In a surprise speech during the opening night of the Cannes Film Festival Tuesday, Ukrainian President Volodymyr Zelensky urged filmmakers "not to be silent" over Russia's invasion of Ukraine.
During a live video call from Kyiv, Zelensky made reference to Charlie Chaplin's "The Great Dictator" and Francis Ford Coppola's "Apocalypse Now" as he reminded people of the responsibility of filmmaking.
While Chaplin's 1940 movie “did not destroy the real dictator” – Adolf Hitler – “thanks to this film, cinema was not silent”, Zelensky said, adding “the most brutal dictators of the 20th century loved cinema”.
Himself a former satirical actor and the voice of “Paddington” before being elected president, Zelensky said most films made about those dictators were “horrific documentaries and newsreels”.
“Will cinema stay silent, or will it talk about it? If there is a dictator, if there is a war for freedom, again, it all depends on our unity,” he told the Cannes audience.
"We need a new Chaplin to prove today that cinema is not mute.”

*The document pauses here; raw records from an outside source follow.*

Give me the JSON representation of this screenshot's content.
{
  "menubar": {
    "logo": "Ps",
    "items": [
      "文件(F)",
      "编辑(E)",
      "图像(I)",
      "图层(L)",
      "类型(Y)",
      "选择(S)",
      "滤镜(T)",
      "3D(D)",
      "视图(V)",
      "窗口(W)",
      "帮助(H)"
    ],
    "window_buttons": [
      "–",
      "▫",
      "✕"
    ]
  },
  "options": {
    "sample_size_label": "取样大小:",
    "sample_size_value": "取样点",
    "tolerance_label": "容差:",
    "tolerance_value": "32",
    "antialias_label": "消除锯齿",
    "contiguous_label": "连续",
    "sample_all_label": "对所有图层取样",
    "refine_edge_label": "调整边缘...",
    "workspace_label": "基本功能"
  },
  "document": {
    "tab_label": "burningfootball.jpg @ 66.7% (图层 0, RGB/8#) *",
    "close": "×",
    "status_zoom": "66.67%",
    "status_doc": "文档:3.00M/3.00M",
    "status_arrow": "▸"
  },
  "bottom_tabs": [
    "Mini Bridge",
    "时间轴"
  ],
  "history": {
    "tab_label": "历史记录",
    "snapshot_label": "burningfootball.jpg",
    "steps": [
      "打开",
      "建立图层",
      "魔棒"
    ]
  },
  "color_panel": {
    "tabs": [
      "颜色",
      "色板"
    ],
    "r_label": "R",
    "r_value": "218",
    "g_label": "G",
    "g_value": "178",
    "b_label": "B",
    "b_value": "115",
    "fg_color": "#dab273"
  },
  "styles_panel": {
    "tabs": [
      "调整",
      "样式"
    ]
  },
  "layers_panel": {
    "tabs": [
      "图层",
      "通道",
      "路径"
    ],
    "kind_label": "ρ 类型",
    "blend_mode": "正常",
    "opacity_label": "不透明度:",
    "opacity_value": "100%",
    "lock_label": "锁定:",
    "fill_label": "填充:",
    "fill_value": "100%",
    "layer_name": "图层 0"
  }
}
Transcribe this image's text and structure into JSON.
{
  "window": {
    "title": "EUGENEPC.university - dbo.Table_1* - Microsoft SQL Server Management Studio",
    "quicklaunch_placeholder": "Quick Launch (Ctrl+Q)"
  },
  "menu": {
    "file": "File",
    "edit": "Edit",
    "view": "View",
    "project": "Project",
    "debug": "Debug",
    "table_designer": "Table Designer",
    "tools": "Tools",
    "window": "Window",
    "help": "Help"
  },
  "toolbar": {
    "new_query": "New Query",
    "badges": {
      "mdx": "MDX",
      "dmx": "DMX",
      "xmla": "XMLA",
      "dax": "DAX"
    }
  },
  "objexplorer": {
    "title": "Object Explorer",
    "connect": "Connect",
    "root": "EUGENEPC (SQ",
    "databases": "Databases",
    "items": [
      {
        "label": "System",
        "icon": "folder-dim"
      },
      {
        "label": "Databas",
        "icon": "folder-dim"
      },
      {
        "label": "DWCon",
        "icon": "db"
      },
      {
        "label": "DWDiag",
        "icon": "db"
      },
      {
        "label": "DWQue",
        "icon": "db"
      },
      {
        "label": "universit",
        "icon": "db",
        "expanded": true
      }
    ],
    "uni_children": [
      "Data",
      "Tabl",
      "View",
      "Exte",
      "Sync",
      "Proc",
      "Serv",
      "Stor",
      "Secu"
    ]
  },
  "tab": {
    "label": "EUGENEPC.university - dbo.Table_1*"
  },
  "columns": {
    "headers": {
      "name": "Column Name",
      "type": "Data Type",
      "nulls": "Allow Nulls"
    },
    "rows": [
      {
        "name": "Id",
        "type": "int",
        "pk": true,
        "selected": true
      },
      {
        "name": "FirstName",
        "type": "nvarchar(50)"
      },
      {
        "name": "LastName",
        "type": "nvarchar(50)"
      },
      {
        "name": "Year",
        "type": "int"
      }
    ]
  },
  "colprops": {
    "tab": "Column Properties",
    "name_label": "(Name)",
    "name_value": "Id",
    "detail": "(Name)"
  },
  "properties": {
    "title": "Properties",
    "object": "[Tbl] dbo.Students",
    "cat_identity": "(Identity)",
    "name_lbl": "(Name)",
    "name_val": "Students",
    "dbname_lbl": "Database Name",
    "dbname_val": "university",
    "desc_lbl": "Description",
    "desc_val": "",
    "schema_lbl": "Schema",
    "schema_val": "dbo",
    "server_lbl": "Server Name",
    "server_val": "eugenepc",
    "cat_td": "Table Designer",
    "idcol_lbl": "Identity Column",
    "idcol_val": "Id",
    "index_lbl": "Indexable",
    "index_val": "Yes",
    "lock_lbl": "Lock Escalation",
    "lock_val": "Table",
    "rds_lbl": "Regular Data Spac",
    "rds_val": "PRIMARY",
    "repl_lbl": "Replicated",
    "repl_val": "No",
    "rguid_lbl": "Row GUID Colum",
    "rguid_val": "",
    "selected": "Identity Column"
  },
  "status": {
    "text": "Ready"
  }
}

Zelensky's speech received a standing ovation from the crowd in the southern French resort town's Palais des Festivals.